# [RECORDS SUPPLIED]
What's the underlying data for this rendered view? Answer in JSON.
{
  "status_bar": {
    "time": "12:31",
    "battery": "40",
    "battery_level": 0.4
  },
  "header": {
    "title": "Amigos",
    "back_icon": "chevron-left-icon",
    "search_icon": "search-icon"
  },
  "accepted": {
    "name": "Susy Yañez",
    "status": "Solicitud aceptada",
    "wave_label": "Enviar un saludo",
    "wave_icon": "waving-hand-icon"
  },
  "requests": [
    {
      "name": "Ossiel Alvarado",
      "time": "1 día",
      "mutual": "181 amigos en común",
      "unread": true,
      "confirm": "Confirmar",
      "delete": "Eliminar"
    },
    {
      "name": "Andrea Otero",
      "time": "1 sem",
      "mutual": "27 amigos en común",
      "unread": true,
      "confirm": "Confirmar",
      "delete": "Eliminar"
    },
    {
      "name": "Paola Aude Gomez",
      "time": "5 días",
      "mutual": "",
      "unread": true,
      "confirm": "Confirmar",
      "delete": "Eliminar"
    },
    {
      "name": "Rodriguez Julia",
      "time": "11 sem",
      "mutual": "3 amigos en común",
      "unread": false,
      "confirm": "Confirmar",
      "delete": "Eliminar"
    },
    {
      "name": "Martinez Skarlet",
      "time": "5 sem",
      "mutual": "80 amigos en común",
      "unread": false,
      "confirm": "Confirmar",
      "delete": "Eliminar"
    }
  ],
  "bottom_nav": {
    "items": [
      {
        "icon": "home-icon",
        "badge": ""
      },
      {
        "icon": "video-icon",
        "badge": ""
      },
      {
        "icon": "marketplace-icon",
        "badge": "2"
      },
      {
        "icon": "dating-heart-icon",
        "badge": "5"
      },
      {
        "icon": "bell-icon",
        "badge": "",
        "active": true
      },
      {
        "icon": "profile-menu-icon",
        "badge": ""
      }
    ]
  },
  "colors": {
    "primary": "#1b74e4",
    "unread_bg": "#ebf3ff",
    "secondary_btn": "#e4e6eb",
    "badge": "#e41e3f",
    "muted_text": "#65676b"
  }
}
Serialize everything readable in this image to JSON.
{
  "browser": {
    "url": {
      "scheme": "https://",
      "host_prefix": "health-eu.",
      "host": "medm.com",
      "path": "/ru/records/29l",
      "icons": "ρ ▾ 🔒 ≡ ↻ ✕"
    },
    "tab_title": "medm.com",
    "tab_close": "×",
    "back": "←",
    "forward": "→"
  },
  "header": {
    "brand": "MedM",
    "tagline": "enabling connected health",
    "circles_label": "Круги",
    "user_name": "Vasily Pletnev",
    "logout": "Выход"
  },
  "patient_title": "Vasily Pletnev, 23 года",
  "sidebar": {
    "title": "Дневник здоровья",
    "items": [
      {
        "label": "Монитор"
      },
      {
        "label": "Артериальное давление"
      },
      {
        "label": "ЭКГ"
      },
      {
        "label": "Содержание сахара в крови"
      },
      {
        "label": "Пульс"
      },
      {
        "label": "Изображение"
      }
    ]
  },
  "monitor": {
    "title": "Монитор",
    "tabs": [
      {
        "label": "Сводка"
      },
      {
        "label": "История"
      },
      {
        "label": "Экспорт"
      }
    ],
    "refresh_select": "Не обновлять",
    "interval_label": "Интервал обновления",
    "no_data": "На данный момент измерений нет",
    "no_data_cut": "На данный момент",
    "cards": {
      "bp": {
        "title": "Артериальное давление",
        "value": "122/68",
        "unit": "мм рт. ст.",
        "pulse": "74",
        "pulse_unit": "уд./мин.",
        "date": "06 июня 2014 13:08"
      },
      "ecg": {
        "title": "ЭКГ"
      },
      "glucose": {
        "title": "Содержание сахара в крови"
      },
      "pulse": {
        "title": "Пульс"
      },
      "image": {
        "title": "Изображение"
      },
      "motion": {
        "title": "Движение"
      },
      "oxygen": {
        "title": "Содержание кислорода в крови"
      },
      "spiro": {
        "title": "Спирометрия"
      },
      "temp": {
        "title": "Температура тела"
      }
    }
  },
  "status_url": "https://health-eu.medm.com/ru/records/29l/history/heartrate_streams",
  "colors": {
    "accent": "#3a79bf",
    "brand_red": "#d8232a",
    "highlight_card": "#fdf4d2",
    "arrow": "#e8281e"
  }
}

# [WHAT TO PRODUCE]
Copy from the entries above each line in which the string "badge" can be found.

# [REPLY]
        "badge": ""
        "badge": ""
        "badge": "2"
        "badge": "5"
        "badge": "",
        "badge": ""
    "badge": "#e41e3f",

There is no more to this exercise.